A foreign national may apply for lawful permanent residence status (green card), and seek a waiver of the job offer and labor certification requirements, by establishing that his or her admission to permanent residence would be in the National Interest. The advantage of this classification is that it is more flexible than the EB-1 Outstanding Researcher or Professor category in terms of evidence that can be offered; additionally, it permits self-sponsorship, meaning that employer sponsorship is not required.
There is no regulatory or statutory standard as to what will qualify a foreign national for a National Interest Waiver. The USCIS considers each case on an individual basis. But recent case law sets forth the legal test to be applied by USCIS in making determinations. Matter of Dhanasar provides USCIS may grant a NIW if the petitioner demonstrates, by a preponderance of the evidence, that:
- The foreign national’s proposed endeavor has both substantial merit and national importance,
- The foreign national is well positioned to advance the proposed endeavor, and
- On balance, it would be beneficial to the United States to waive the requirements of a job offer and thus of a labor certification.

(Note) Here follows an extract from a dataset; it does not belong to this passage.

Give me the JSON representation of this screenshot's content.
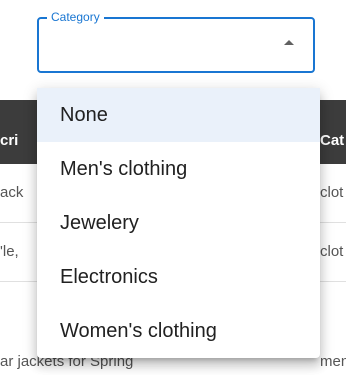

Requiring substantial merit and national importance (prong #1 above) focuses on the specific endeavor that the foreign national proposes to undertake. The endeavor’s substantial merit may be demonstrated in a range of areas including business, entrepreneurialism, science, technology, culture, health, or education. The decision provided the examples of endeavors related to research, pure science, and the furtherance of human knowledge which may qualify whether or not the potential accomplishments in those fields are likely to translate into economic benefits for the United States.
To determine whether the proposed endeavor has national importance, the decision stated that CIS will consider its potential prospective impact. An endeavor may have national importance, for example, because it has national or even global implications within a particular field, such as those resulting from medical advances. The decision states CIS will “not evaluate a prospective impact solely in geographic terms. Instead, we look for broader implications. Even ventures and undertakings that have as their focus one geographic area of the United States may properly be considered to have national importance.”
Requiring that the foreign national demonstrate that he or she is well positioned to advance the proposed endeavor (prong #2 above), shifts the focus away from the proposed endeavor and onto the foreign national. The Dhanasar decision stated that CIS will consider factors including, but not limited to, the petitioner’s education, skills, knowledge and record of success in related or similar efforts; a model or plan for future activities; any progress towards achieving the proposed endeavor; and the interest of potential customers, users, investors, or other relevant entities or individuals. In recognition of the challenges presented in attempting to forecast feasibility or future success, the decision stated that petitioners will not be required to demonstrate that their endeavors are more likely than not to ultimately succeed. Nevertheless, petitioners must establish, by a preponderance of the evidence, that they are well positioned to advance the proposed endeavor.
Dhanasar requires a demonstration that, on balance, it would be beneficial to the US to waive the requirements of a job offer and thus of a labor certification (Prong #3 above). The decision recognizes the intent of Congress to further the national interest by requiring job offers and labor certifications to protect the domestic labor supply. But, on the other hand, Congress also created the NIW in recognition of the fact that in certain cases the benefits afforded by the labor certification process can be outweighed by other factors that are also in the national interest. These two interests need be balanced within the context of individual NIW adjudications.
The decision stated that this analysis requires an evaluation of factors such as whether, in light of the nature of the foreign national’s qualifications or proposed endeavor, it would be impractical either for the foreign national to secure a job offer or for the petitioner to obtain a labor certification; whether, even assuming that other qualified U.S. workers are available, the U.S. would still benefit from the foreign national’s contributions; and whether the national interest in the foreign national’s contributions is sufficiently urgent to warrant forgoing the labor certification process. The decision emphasized that, in each case, the factors considered “must, taken together, indicate that on balance, it would be beneficial to the United States to waive the requirements of a job offer and thus of a labor certification.” The decision noted that this prong, unlike the prior case law, “does not require a showing of harm to the national interest or a comparison against U.S. workers in the petitioner’s field.”
The Dhanasar decision requires the subjective determinations of USCIS adjudicators and accordingly, great care still needs to go into assembling a NIW petition. But this precedent decision opens the door to lawful permanent residence for individuals involved in a wide range of endeavors.